Security on mission
MSF's primary objective is to bring emergency medical assistance to populations in need. To reach those who need our help the most, we often work in conflict and post-conflict regions. Each region involves different risks related to the context in which our humanitarian intervention takes place.
As an MSF field worker, you will often find yourself in an insecure environment; working in these particular regions implies an inherent risk or danger is present.
Below it is described how MSF addresses and manages these risks in humanitarian projects.
Although we accept that it is impossible to eliminate all risks, we do our utmost to manage these risks. Strict security protocols form an important part of risk management.
Before starting a new project, and throughout its period of implementation, we carry out a risk analysis. Each field mission has specific and detailed security regulations and plans in place, outlining strategies and specific security measures and responsibilities.
These protocols consider the diverse nature of risks MSF personnel in the field are facing and provide instructions that must be adhered to by all staff. Culturally sensitive behaviour is a must in all contexts and supports the acceptance of MSF.
All MSF staff must strictly observe security rules and regulations. Ultimately, your behaviour and attitude are your best safeguard. Working for MSF is a voluntary choice which should be a well-balanced and personal decision.
By working with MSF, you accept MSF’s organisational choice to work in environments with various safety and security risks. Failure to follow internal security regulations may result in dismissal.
The security procedures in the project are adjusted to the context. Based on the risk analysis carried out on the ground, each project is categorized into the 3 levels of risk as described below:
On low-risk missions, regulations may not be so strict. There may not be a curfew and you may be permitted to take public transport or even spend your vacation in the country.
In many MSF missions, there is a medium risk-level. Depending on the context, the following regulations may be in place:
- limitation on movement
- use of MSF identification
In medium risk situations, personnel are often required to report their movements and positions and to carry communications devices such as radios or mobile phones.
In some contexts, limitations regarding personal conduct and access to the local community exist. Furthermore, consumption of alcohol and the choice of clothing can be restricted as these can influence the security risks for you and/or the MSF project.
When working in an MSF project, you will be perceived as a representative of MSF and your words and actions will have an impact on your own and your team’s security. There is no time off from this responsibility.
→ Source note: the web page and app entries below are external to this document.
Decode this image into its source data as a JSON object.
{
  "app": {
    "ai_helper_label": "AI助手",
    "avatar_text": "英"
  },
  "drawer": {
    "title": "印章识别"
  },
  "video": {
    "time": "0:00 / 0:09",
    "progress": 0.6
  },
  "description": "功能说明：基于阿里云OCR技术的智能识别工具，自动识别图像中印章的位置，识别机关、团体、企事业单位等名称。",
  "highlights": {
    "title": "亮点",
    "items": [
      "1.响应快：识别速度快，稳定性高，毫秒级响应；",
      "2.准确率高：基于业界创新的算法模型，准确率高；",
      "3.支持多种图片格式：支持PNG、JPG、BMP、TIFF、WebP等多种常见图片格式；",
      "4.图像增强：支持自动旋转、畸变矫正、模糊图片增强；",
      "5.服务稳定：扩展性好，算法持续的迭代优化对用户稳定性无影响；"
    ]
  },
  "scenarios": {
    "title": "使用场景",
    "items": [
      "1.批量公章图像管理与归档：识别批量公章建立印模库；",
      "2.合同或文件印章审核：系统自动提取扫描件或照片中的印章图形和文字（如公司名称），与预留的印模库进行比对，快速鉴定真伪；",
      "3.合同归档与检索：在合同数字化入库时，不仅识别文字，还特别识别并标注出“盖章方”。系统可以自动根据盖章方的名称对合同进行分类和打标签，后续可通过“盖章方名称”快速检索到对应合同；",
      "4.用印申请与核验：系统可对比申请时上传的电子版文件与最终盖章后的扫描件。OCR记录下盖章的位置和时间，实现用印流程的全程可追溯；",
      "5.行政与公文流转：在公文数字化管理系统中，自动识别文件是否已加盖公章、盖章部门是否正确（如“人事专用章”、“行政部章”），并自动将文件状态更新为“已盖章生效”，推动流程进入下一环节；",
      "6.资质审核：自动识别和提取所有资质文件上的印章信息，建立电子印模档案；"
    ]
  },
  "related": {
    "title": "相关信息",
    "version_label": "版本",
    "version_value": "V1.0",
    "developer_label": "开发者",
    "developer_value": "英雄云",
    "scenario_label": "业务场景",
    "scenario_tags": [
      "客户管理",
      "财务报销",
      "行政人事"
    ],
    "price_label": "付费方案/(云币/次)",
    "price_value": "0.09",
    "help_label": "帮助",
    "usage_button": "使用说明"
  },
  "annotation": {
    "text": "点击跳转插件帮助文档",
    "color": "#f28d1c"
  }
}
On missions with a high risk-level, your movements may be severely restricted, and you will be required to follow very specific instructions and procedures.
In some situations, you may have to temporarily suspend your activities and travel to a safer location. In most cases, once the situation settles down, you will be able to return to your work.
Finally, in extreme situations, insecurity may not allow you to leave a location, even though you may desperately want to leave. In these situations, it may be safer to stay put than to evacuate.
Chain of responsibility
Field workers must abide by security rules and procedures throughout their mission. There is a clear chain of responsibility regarding security management.
The project coordinator is responsible for managing team security at the project level. The head of mission is responsible for security management for the entire MSF mission in a specific country and overall responsibility lies with staff at headquarters.
Medical doctors, and sometimes nurses, may share responsibility for the health of other field workers with the medical coordinator who is based in the capital. Team members must respect and follow their instructions.
The elaborate risk management policy and procedures of MSF constitutes a responsibility shared by the staff member and the organisation.
In addition to this shared responsibility, every staff member must be able to assess the potentially negative impact of their words or actions, for themselves and for others, as a function of their role in the field.
If you do not feel comfortable with the security situation you may choose to leave the project as soon as the project coordinator or head of mission deems it safe to do so.
MSF will endeavour to ensure you are aware of the necessary precautions before your departure, but the final responsibility is yours.
MSF in no event delegates the management of security to other organisations.
You may encounter a wide range of risks while working on an MSF project. These risks can include:
Environmental hazards like disasters, disease and high levels of stress are common in MSF projects.
There are many ways to reduce the risk of diseases like malaria, TB, HIV, meningitis and hepatitis – by taking anti-malarial drugs, getting vaccinated and using condoms.
Traffic accidents are the most common cause of injury and death among field workers. Risk is increased by the unfamiliar driving habits and traffic discipline encountered in foreign countries. Traffic conditions may be especially chaotic and dangerous in conflict situations.
Due to this, MSF usually employs local drivers in the projects.
Petty crime happens everywhere, especially in crowded public places. You may become disoriented in unfamiliar surroundings and thieves can take advantage of this.
Foreign staff are also at increased risk of fraud and targeted robbery, including armed robbery and carjacking.
Violence is often a risk. Women may also be at risk of sexual violence in some circumstances and need to exercise particular caution. In extreme contexts, armed groups may engage in looting, kidnapping or attacks targeted at MSF and other NGOs.
Staff may be caught in the crossfire or be at risk of serious injury or death due to unexploded ordinance, landmines, shelling, and aerial bombardment.
Despite being diligent about security, there are no guarantees to avoid all risks. It comes down to understanding the risks, minimising these risks as much as possible, and making sure those who are taking the risks are fully informed.